AUSTIN — Texas Attorney General Ken Paxton announced a $120 million multi-state settlement with General Motors Company over allegations that the vehicle manufacturer concealed safety issues related to ignition-switch defects in GM vehicles.
The settlement, reached between the attorneys general of 49 states and the District of Columbia, concludes a multi-state investigation into the auto manufacturer's failure to timely disclose known safety defects associated with unintended key rotation-related and/or ignition switch-related issues in several models and model years of GM vehicles. GM agreed to pay the participating attorneys general a total of $120 Million, of which Texas' share is $7,353,446.
"We've held GM accountable for the danger posed to Texans by their defective ignition switches," Paxton said.

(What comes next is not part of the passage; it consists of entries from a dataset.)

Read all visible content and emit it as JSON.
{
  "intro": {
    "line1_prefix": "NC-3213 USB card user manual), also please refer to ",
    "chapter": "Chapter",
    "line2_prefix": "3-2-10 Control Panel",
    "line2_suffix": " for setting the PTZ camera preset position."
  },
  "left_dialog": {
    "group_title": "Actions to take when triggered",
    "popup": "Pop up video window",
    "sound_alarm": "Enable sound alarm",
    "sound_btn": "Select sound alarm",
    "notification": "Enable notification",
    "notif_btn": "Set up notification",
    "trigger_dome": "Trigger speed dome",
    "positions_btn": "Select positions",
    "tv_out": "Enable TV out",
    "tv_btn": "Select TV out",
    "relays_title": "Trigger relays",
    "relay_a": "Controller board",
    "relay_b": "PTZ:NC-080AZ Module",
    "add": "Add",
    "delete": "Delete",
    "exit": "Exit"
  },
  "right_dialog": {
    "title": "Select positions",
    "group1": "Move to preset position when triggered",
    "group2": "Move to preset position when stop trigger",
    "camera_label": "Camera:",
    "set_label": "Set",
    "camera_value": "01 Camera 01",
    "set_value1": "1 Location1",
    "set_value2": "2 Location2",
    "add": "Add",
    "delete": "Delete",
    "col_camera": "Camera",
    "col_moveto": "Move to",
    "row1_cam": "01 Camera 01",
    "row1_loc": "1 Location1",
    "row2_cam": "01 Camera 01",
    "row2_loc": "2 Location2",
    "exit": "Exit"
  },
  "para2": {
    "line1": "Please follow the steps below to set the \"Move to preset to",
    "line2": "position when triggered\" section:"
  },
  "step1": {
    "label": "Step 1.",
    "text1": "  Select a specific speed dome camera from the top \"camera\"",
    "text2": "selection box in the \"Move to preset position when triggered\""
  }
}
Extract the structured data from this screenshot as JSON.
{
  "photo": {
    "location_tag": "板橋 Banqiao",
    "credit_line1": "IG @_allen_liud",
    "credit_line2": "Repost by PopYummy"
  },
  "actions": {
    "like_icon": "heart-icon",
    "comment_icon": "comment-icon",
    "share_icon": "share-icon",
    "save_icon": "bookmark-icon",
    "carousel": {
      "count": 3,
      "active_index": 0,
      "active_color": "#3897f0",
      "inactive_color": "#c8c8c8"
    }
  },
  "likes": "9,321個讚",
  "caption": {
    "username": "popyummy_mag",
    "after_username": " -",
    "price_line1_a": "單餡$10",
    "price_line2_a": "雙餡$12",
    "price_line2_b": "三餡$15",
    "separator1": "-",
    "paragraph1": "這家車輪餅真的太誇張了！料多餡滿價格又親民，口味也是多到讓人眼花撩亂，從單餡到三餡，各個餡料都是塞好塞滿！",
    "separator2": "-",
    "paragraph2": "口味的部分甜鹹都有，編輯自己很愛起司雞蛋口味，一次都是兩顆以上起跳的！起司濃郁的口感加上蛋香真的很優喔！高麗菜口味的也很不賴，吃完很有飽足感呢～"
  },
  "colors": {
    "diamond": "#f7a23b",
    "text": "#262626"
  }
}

In 2014, GM issued seven vehicle recalls involving defective ignition switches which, under certain conditions, could move out of the "Run" position to the "Accessory" or "Off" position. If this occurs, the driver experiences a loss of electrical systems, including power steering and power brakes. If a collision occurs while the ignition switch is in the "Accessory" or "Off" position, the vehicle's safety airbags may fail to deploy.
As the states alleged, certain employees of GM and its predecessor, General Motors Corporation, knew as early as 2004 that the ignition switch posed a safety defect, according to Paxton's news release. GM personnel decided it wasn't a safety concern and delayed making recalls. GM continued to market the reliability and safety of its motor vehicles which were equipped with this defective ignition switch.
To view the settlement, go to http://bit.ly/2l2dEXe.